  • However on the input-side of an S-box more interesting things happen: 4 (selected) bits yield 6 bits by partial repetition, they are added with 6 key bits, and yield the input of the S-box. This yields also a 14-bit boolean function, whose use should improve the above basic translation.
  • Again we consider at least minimum, canonical and r_0-, r_1-based representations.
  • We should obtain r_2-based representations of a round.
  • Do we have an r_1-base of the operation which applies all Sboxes to the 48-bit input?
    • This is complicated by the fact that the Sboxes share input bits due to repetition.
Understanding the Massacci-Marraro translation
  • The reference is [SAT 2000, editors Gent, van Maaren, Walsh, pages 343-375].
  • Their benchmarks should become part of the OKlibrary (ExternalSources).
  • The article speaks about the "commercial version" ? Likely this means just full DES?
  • It seems superfluous variables are used, since the "superstructure", the permutations and the whole structure, is not trivialised, but is represented by "logical" formulas.
  • On pages 356-361 one finds accordingly strange considerations regarding various circuits.
  • The S-boxes:
    1. On page 351, last paragraph it says that just by unit-clause propagation encryption can be performed.
    2. However on pages 356-357 Espresso and minimisation is mentioned, in two versions, considering an S-box as a 6-to-4 bit functions and as 4 6-bit functions.
    3. Apparently they go for a minimum representation?
    4. If they use the 6-to-4 bit representation, then the output bit can't be inferred.
    5. But using the 4 6-bit functions, the output bit is trivially inferred since it's the only variable left.
    6. So that seems to be it.
    7. However in Section 4.3 they speak of "PLAs" ("Programmable Logic Arrays") and of minterms (constituting the canonical DNF, consisting of all full DNF-clauses).
    8. We have some information on PLAs in Buildsystem/ExternalSources/SpecialBuilds/docus/Espresso.hpp. We need to have full information there.
    9. Then Espresso is used to minimise some PLAs. They speak actually again of "minterms", where they could "obtain a further improvement in terms of the number of minterms associated with each output"? When using (only) minterms, there is no choice!
    10. Since in Figure 3 in the article a disjunction of minterms is used, perhaps they use roughly the canonical translation for the full DNF?
  • Overall one sees with that article the fundamental problem of "logic cryptoanalysis": Careless use of all sorts of extended boolean formulas, which are then *somehow* transformed into some "clausal form", which is not considered on its own, but is just treated as some sort of "file format". On the contrary, in the OKlibrary full attention is given to clauses (as one would with graphs).

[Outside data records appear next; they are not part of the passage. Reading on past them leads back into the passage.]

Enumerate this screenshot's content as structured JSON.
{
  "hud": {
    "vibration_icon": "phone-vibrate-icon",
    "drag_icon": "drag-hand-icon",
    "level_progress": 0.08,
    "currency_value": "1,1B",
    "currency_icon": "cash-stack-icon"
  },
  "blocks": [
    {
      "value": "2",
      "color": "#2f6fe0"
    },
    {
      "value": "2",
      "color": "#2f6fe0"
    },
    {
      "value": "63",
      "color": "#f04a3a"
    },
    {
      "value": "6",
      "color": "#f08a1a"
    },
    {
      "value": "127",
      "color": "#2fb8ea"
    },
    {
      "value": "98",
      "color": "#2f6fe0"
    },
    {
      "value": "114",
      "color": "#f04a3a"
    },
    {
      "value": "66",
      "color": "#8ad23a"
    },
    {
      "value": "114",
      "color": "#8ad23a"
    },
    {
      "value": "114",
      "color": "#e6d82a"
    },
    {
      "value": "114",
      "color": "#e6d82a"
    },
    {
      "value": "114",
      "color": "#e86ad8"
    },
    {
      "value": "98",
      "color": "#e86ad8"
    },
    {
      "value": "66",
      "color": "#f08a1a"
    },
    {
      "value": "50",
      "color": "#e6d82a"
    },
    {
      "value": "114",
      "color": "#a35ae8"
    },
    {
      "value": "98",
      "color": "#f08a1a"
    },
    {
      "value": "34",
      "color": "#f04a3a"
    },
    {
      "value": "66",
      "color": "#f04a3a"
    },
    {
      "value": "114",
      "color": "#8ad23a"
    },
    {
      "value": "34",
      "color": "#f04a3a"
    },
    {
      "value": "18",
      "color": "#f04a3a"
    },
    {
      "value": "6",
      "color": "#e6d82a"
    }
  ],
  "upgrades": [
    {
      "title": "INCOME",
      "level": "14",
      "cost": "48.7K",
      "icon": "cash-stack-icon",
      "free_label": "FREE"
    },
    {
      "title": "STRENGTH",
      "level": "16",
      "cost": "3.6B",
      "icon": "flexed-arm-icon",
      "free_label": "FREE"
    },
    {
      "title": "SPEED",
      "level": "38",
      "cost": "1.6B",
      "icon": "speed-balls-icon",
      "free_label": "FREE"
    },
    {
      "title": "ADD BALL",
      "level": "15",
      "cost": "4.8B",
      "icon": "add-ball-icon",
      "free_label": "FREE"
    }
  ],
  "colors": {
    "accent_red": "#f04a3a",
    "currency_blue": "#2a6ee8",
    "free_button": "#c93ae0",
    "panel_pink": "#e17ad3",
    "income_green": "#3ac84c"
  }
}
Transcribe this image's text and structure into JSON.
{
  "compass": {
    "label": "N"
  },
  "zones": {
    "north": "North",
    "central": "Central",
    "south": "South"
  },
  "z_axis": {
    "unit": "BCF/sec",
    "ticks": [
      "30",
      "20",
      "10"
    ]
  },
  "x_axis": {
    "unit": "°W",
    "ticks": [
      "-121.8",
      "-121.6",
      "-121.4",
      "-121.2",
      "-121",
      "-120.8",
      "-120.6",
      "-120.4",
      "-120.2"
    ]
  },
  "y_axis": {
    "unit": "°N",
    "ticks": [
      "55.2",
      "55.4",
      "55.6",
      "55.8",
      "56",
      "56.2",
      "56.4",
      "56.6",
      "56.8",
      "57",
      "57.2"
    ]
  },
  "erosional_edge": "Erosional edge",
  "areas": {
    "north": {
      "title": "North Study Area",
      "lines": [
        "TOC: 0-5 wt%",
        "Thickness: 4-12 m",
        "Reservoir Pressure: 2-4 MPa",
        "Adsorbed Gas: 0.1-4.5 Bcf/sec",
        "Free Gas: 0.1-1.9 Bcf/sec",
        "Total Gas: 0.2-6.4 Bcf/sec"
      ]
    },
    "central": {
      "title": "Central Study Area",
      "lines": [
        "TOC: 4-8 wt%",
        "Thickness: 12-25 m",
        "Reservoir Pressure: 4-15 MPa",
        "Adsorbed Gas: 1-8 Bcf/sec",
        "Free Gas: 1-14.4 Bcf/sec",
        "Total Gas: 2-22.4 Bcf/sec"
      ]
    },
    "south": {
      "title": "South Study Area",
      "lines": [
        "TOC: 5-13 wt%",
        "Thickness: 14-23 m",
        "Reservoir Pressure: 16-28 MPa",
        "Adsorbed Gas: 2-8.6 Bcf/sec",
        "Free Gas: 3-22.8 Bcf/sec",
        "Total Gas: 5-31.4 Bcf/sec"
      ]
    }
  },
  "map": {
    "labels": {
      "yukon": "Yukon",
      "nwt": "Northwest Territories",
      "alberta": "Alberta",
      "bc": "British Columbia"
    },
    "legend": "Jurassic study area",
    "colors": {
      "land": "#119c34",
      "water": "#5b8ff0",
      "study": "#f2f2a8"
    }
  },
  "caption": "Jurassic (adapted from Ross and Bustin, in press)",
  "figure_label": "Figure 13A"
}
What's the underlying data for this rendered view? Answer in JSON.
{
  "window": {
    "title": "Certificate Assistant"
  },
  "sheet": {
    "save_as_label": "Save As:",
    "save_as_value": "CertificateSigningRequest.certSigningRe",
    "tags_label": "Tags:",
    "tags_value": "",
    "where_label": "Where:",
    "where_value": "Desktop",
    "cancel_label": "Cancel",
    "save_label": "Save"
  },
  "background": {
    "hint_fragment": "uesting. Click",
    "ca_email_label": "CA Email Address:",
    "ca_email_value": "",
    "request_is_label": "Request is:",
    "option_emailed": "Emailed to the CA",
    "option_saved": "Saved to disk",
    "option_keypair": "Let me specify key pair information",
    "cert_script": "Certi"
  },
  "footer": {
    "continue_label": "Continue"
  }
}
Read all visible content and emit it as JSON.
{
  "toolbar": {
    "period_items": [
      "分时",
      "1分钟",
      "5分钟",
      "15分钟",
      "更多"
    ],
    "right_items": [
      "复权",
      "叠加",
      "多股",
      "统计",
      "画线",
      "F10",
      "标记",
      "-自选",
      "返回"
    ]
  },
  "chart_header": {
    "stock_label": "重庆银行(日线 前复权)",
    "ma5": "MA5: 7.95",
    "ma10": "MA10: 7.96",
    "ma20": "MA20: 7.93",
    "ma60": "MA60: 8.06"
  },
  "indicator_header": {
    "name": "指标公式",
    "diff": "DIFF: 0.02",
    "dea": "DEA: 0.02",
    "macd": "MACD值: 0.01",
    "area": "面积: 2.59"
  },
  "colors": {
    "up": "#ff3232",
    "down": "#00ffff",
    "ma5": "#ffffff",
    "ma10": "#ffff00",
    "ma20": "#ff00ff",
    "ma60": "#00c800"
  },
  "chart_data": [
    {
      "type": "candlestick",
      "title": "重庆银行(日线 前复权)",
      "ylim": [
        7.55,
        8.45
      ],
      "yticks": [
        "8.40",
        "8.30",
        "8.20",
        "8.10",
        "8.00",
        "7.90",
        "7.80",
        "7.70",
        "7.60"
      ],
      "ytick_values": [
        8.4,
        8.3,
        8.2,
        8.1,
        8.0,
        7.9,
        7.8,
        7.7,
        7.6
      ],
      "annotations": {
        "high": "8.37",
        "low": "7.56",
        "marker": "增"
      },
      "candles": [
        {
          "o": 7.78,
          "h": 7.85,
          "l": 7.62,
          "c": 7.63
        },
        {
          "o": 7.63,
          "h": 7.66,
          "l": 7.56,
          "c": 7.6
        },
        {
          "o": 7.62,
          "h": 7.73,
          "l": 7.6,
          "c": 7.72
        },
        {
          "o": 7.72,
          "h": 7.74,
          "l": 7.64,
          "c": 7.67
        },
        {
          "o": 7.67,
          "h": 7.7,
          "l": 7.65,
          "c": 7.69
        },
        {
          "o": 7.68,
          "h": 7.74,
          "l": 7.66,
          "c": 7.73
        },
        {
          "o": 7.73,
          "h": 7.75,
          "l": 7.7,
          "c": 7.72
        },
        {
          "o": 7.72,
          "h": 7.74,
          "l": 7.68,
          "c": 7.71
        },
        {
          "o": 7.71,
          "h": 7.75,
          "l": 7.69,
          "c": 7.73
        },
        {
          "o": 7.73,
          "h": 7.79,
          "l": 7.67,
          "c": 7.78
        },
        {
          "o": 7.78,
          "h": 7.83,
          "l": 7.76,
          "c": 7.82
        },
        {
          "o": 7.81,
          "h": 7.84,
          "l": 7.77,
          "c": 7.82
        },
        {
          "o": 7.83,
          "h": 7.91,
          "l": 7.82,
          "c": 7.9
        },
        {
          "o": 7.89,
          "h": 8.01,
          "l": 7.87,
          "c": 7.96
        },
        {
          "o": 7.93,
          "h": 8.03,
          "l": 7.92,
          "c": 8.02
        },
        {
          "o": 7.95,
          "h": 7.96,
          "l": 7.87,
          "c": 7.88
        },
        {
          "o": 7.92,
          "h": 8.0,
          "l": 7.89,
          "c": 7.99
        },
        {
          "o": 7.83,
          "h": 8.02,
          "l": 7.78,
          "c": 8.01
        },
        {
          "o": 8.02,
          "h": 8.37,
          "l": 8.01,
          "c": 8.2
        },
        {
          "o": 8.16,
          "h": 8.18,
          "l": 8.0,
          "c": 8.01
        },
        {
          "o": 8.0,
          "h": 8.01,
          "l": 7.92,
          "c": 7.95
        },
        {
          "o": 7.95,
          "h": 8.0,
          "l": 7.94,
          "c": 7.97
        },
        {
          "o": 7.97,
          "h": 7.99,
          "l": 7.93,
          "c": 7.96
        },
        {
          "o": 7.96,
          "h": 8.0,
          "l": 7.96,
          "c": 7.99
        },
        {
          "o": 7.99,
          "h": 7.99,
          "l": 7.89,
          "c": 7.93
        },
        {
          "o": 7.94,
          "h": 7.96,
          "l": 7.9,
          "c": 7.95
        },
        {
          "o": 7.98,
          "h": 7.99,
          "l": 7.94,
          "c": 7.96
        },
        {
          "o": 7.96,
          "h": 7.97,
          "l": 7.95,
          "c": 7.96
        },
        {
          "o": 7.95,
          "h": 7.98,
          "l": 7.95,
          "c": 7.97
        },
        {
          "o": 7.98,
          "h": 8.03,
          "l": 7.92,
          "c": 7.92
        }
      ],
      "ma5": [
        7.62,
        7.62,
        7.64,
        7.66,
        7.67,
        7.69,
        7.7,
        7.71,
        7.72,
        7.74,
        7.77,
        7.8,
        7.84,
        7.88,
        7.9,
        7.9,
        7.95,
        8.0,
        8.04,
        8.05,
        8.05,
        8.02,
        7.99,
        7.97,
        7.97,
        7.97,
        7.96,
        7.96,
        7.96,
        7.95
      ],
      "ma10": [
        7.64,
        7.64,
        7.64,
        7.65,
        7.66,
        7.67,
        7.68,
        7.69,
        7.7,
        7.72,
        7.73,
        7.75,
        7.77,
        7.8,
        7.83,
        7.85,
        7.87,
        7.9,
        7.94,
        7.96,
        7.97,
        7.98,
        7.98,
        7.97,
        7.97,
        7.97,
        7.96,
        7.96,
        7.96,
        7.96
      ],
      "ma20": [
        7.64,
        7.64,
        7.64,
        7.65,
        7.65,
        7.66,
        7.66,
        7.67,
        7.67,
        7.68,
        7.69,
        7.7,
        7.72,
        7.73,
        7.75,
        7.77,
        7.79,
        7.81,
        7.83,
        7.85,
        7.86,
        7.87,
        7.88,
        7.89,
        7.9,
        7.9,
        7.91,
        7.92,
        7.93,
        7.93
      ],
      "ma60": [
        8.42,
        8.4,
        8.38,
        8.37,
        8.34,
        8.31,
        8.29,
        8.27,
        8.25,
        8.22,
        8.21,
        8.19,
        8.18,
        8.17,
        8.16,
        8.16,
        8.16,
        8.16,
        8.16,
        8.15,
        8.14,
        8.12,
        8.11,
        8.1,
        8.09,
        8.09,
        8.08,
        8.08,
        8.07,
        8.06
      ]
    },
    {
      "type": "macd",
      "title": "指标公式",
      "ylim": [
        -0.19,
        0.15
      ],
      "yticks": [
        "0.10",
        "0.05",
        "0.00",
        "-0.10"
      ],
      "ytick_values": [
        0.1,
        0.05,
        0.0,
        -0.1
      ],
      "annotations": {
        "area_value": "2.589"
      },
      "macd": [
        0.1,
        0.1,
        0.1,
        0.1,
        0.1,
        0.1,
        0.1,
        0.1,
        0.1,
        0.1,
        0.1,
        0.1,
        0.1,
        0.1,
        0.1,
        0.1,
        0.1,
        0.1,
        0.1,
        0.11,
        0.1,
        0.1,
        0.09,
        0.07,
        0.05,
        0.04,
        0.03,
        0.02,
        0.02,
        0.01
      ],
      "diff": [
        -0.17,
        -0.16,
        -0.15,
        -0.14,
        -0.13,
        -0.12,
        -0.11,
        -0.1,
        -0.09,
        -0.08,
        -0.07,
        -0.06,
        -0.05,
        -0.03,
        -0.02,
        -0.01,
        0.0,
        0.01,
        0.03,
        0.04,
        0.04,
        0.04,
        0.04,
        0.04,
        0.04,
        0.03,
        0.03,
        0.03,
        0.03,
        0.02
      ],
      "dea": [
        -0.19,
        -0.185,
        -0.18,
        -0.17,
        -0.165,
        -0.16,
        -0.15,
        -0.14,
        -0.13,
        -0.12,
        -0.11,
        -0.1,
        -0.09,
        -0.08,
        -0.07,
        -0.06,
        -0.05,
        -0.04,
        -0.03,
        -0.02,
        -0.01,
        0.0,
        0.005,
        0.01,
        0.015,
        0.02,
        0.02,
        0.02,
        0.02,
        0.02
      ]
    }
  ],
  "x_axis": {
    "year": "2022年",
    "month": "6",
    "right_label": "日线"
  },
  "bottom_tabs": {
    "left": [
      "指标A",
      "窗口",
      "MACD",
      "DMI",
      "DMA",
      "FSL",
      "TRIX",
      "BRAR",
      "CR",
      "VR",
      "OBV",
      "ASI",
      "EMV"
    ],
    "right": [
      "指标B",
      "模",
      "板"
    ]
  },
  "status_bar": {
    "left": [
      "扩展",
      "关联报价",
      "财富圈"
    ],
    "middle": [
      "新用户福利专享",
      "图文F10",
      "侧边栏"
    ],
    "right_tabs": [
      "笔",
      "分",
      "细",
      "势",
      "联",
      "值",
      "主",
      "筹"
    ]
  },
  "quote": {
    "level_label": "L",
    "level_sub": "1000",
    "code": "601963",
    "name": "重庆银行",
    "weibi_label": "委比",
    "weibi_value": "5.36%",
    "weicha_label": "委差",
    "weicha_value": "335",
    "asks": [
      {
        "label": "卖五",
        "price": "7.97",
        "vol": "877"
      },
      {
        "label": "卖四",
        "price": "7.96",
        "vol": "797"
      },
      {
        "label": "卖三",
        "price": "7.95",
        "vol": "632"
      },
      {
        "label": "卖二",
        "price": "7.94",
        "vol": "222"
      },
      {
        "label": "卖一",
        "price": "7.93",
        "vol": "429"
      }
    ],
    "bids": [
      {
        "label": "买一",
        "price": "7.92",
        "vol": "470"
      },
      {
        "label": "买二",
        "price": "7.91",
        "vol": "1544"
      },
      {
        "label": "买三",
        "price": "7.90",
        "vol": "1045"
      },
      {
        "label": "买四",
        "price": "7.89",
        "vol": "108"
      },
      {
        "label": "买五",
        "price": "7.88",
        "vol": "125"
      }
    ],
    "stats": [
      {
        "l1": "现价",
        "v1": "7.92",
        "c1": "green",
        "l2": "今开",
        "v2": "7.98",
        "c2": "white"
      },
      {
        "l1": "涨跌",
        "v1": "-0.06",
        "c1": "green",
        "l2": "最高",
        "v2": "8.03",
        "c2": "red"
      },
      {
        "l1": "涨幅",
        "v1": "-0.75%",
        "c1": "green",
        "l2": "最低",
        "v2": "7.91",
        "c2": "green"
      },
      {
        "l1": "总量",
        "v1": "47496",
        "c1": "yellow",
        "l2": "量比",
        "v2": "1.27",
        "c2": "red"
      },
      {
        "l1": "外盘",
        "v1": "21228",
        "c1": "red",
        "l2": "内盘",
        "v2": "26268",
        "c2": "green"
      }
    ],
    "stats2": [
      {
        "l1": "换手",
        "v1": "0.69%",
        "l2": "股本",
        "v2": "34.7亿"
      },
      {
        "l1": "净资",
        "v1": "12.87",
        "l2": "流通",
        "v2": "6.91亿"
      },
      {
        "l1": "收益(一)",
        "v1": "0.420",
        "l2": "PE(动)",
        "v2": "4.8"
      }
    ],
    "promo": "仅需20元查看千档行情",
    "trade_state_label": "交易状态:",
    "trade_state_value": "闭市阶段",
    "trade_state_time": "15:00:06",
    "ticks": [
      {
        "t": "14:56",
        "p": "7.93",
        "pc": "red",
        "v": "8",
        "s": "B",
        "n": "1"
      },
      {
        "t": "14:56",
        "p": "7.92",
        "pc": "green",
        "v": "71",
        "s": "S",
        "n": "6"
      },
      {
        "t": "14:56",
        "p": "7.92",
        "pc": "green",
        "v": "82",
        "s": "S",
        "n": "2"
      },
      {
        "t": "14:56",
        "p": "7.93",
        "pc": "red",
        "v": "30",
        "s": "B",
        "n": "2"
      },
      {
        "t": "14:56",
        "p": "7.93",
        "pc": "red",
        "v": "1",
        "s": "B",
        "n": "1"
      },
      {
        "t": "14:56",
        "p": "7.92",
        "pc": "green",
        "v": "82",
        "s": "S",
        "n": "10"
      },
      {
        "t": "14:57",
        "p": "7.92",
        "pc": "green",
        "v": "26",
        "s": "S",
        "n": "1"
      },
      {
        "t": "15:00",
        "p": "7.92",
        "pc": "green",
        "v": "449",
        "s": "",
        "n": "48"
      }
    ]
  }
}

More advanced treatments
  • It seems complicated to "break" the barriers between the rounds, but we should try.
  • The point is that even if we have a very good representation of a round, the sixteen rounds together likely still have enough confusion power to make the problem very hard for a SAT solver.
  • Definitely xor-constraint can be merged.

Definition in file general.hpp.